Anyhow, Tripurari and Lakshmi’s mother tried hard to pay for the food but to no avail. The owner then joined us in a group photo and then arranged for a small bus for us to see the city. Even today I remember his face, his light, almond-coloured Pathani suit…These are not forgettable moments anyway!!

Hey, stop, stop. My Pakistani travelogue doesn’t end here. We were returning from Karachi to Lahore in a train. It was like an overnight journey in our Rajdhani trains. Food was served on the train but some of us were vegetarians. We did not eat but were enjoying the keenu and sweets we got from Karachi.
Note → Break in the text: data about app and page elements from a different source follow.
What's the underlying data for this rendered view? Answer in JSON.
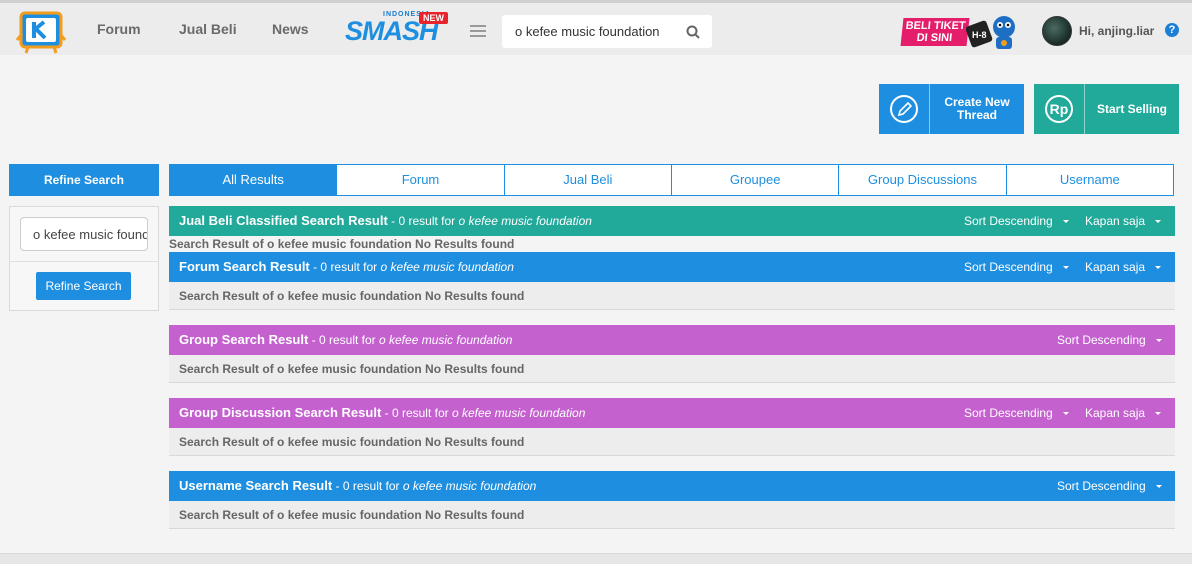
{
  "nav": {
    "links": [
      "Forum",
      "Jual Beli",
      "News"
    ],
    "smash": {
      "small": "INDONESIA",
      "big": "SMASH",
      "badge": "NEW"
    },
    "search_value": "o kefee music foundation",
    "promo_line1": "BELI TIKET",
    "promo_line2": "DI SINI",
    "promo_badge": "H-8",
    "greeting": "Hi, anjing.liar",
    "help": "?"
  },
  "actions": {
    "create_line1": "Create New",
    "create_line2": "Thread",
    "sell": "Start Selling",
    "rp": "Rp"
  },
  "refine": {
    "title": "Refine Search",
    "input_value": "o kefee music foundation",
    "button": "Refine Search"
  },
  "tabs": [
    "All Results",
    "Forum",
    "Jual Beli",
    "Groupee",
    "Group Discussions",
    "Username"
  ],
  "results": {
    "jualbeli": {
      "title": "Jual Beli Classified Search Result",
      "sub": " - 0 result for ",
      "query": "o kefee music foundation",
      "sort": "Sort Descending",
      "time": "Kapan saja",
      "message": "Search Result of o kefee music foundation No Results found"
    },
    "forum": {
      "title": "Forum Search Result",
      "sub": " - 0 result for ",
      "query": "o kefee music foundation",
      "sort": "Sort Descending",
      "time": "Kapan saja",
      "message": "Search Result of o kefee music foundation No Results found"
    },
    "group": {
      "title": "Group Search Result",
      "sub": " - 0 result for ",
      "query": "o kefee music foundation",
      "sort": "Sort Descending",
      "message": "Search Result of o kefee music foundation No Results found"
    },
    "groupdisc": {
      "title": "Group Discussion Search Result",
      "sub": " - 0 result for ",
      "query": "o kefee music foundation",
      "sort": "Sort Descending",
      "time": "Kapan saja",
      "message": "Search Result of o kefee music foundation No Results found"
    },
    "username": {
      "title": "Username Search Result",
      "sub": " - 0 result for ",
      "query": "o kefee music foundation",
      "sort": "Sort Descending",
      "message": "Search Result of o kefee music foundation No Results found"
    }
  },
  "colors": {
    "blue": "#1e8fe0",
    "teal": "#21a99a",
    "purple": "#c461cf",
    "promo": "#e41e6b"
  },
  "icons": [
    "kaskus-logo",
    "menu-icon",
    "search-icon",
    "pencil-icon",
    "rupiah-icon",
    "help-icon",
    "caret-down-icon"
  ]
}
The rest of us were enjoying the food served on the train. One of the waiters on the train noticed that some were not eating the packed food and asked us why it was so. Tripurari’s mother told him that some of us do not eat non-vegetarian food. On knowing this, the waiter looked upset and disappointed. With much politeness he said, “…Oh, then you should have told us this earlier. Give me half an hour and I will be back with fresh rotis, dal and vegetables. How can you travel without eating anything…” There was something about the way he put it that we could not say “no”. And when within 20 minutes, we saw fresh rotis, yellow dal, a paneer dish, not only were we surprised and happy, we also thoroughly relished the fresh and hot food.  I do not think we can expect this within our own country. O, what kind of a foreign land is this…!

This story is part of a series written and curated by Runu Chakraborty, we suggest you also read The inner battle and Mahila Samakhya: some lives, many learnings